HoloEasy, A Web Application for Computer Generated Holograms
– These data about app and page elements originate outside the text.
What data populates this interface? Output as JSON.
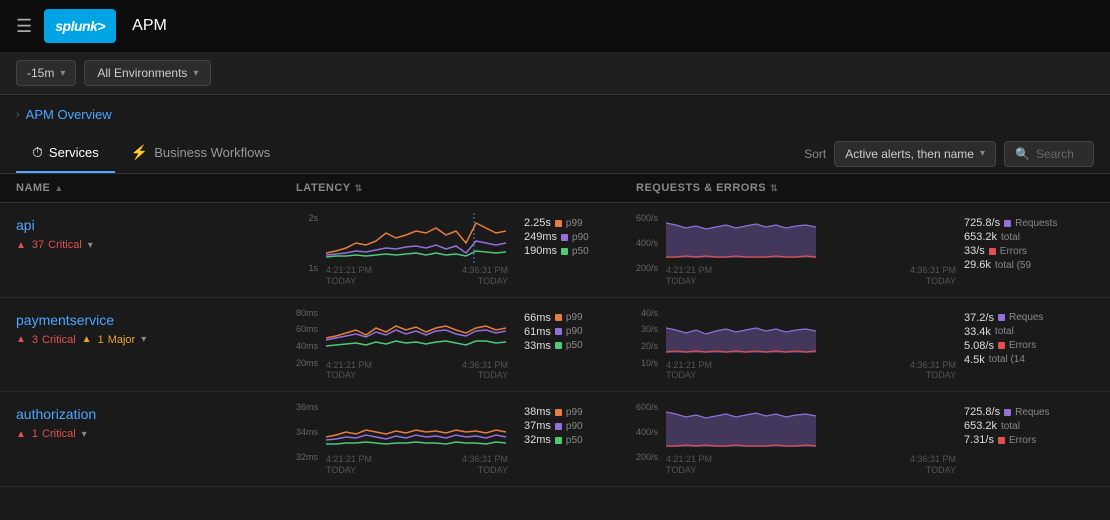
{
  "header": {
    "menu_icon": "☰",
    "logo_text": "splunk>",
    "app_title": "APM"
  },
  "toolbar": {
    "time": "-15m",
    "environment": "All Environments"
  },
  "breadcrumb": {
    "label": "APM Overview"
  },
  "tabs": [
    {
      "id": "services",
      "label": "Services",
      "active": true
    },
    {
      "id": "workflows",
      "label": "Business Workflows",
      "active": false
    }
  ],
  "sort": {
    "label": "Sort",
    "value": "Active alerts, then name"
  },
  "search": {
    "placeholder": "Search"
  },
  "table": {
    "columns": [
      {
        "id": "name",
        "label": "NAME"
      },
      {
        "id": "latency",
        "label": "LATENCY"
      },
      {
        "id": "requests",
        "label": "REQUESTS & ERRORS"
      }
    ]
  },
  "services": [
    {
      "name": "api",
      "alerts": [
        {
          "type": "critical",
          "count": 37,
          "label": "Critical"
        }
      ],
      "latency": {
        "y_labels": [
          "2s",
          "1s"
        ],
        "x_labels": [
          "4:21:21 PM\nTODAY",
          "4:36:31 PM\nTODAY"
        ],
        "metrics": [
          {
            "val": "2.25s",
            "color": "#e87d3e",
            "label": "p99"
          },
          {
            "val": "249ms",
            "color": "#9370db",
            "label": "p90"
          },
          {
            "val": "190ms",
            "color": "#50c878",
            "label": "p50"
          }
        ]
      },
      "requests": {
        "y_labels": [
          "600/s",
          "400/s",
          "200/s"
        ],
        "x_labels": [
          "4:21:21 PM\nTODAY",
          "4:36:31 PM\nTODAY"
        ],
        "metrics": [
          {
            "val": "725.8/s",
            "color": "#9370db",
            "label": "Requests"
          },
          {
            "val": "653.2k",
            "color": null,
            "label": "total"
          },
          {
            "val": "33/s",
            "color": "#e05252",
            "label": "Errors"
          },
          {
            "val": "29.6k",
            "color": null,
            "label": "total (59"
          }
        ]
      }
    },
    {
      "name": "paymentservice",
      "alerts": [
        {
          "type": "critical",
          "count": 3,
          "label": "Critical"
        },
        {
          "type": "major",
          "count": 1,
          "label": "Major"
        }
      ],
      "latency": {
        "y_labels": [
          "80ms",
          "60ms",
          "40ms",
          "20ms"
        ],
        "x_labels": [
          "4:21:21 PM\nTODAY",
          "4:36:31 PM\nTODAY"
        ],
        "metrics": [
          {
            "val": "66ms",
            "color": "#e87d3e",
            "label": "p99"
          },
          {
            "val": "61ms",
            "color": "#9370db",
            "label": "p90"
          },
          {
            "val": "33ms",
            "color": "#50c878",
            "label": "p50"
          }
        ]
      },
      "requests": {
        "y_labels": [
          "40/s",
          "30/s",
          "20/s",
          "10/s"
        ],
        "x_labels": [
          "4:21:21 PM\nTODAY",
          "4:36:31 PM\nTODAY"
        ],
        "metrics": [
          {
            "val": "37.2/s",
            "color": "#9370db",
            "label": "Reques"
          },
          {
            "val": "33.4k",
            "color": null,
            "label": "total"
          },
          {
            "val": "5.08/s",
            "color": "#e05252",
            "label": "Errors"
          },
          {
            "val": "4.5k",
            "color": null,
            "label": "total (14"
          }
        ]
      }
    },
    {
      "name": "authorization",
      "alerts": [
        {
          "type": "critical",
          "count": 1,
          "label": "Critical"
        }
      ],
      "latency": {
        "y_labels": [
          "36ms",
          "34ms",
          "32ms"
        ],
        "x_labels": [
          "4:21:21 PM\nTODAY",
          "4:36:31 PM\nTODAY"
        ],
        "metrics": [
          {
            "val": "38ms",
            "color": "#e87d3e",
            "label": "p99"
          },
          {
            "val": "37ms",
            "color": "#9370db",
            "label": "p90"
          },
          {
            "val": "32ms",
            "color": "#50c878",
            "label": "p50"
          }
        ]
      },
      "requests": {
        "y_labels": [
          "600/s",
          "400/s",
          "200/s"
        ],
        "x_labels": [
          "4:21:21 PM\nTODAY",
          "4:36:31 PM\nTODAY"
        ],
        "metrics": [
          {
            "val": "725.8/s",
            "color": "#9370db",
            "label": "Reques"
          },
          {
            "val": "653.2k",
            "color": null,
            "label": "total"
          },
          {
            "val": "7.31/s",
            "color": "#e05252",
            "label": "Errors"
          }
        ]
      }
    }
  ]
}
If the appropriate phase and/or amplitude profile is placed on a Diffractive Optical Element (DOE) it can practically generate an image of an object (hologram) by diffraction of the light. The problem of generating computer holograms consists of calculating numerically the profile of phase and/or amplitude with which the DOE should be built. Computer Generated Holograms (CGH) can be used to construct general-purpose optical elements in the sense that they serve to transform a spatial distribution of light into any other. In this way, they are used in optical communication systems, laser machining, laser welding, optical readers, human vision, data storage and visualization, image processing, among others. Unlike the optical techniques for generating holograms, in the CGH both the desired image and the phase and/or amplitude distribution are calculated numerically. In this work, a web environment application has been developed to calculate the phase changes that a coherent beam of light must undergo when incident on a DOE, so that it is transformed by Fraunhofer diffraction, in the hologram of an object. We use an algorithm with iterative Fourier transformations (IFTA) that uses regulation and stabilization parameters can be chosen by the user. In addition, the user has the freedom to choose holograms for optical applications (free of speckles) generating initial diffusers of a limited band and without phase singularities.
KeywordsWeb application Computer Generated Hologram Diffuser IFTA Speckles
- 1.Herzig, H.P.: Micro-optics: Elements, Systems and Applications. Taylor and Francis, London (1998)Google Scholar
- 4.Gerchberg, R.W., Saxton, W.O.: A practical algorithm for the determination of phase from image and diffraction plane pictures. Optik 35, 237–346 (1972)Google Scholar
- 13.Chhetri, B., Serikawa, S., Shimomura, T.: Heuristic algorithm for calculation of sufficiently randomized object-independent diffuser for holography. SPIE 4113, 205–216 (2000)Google Scholar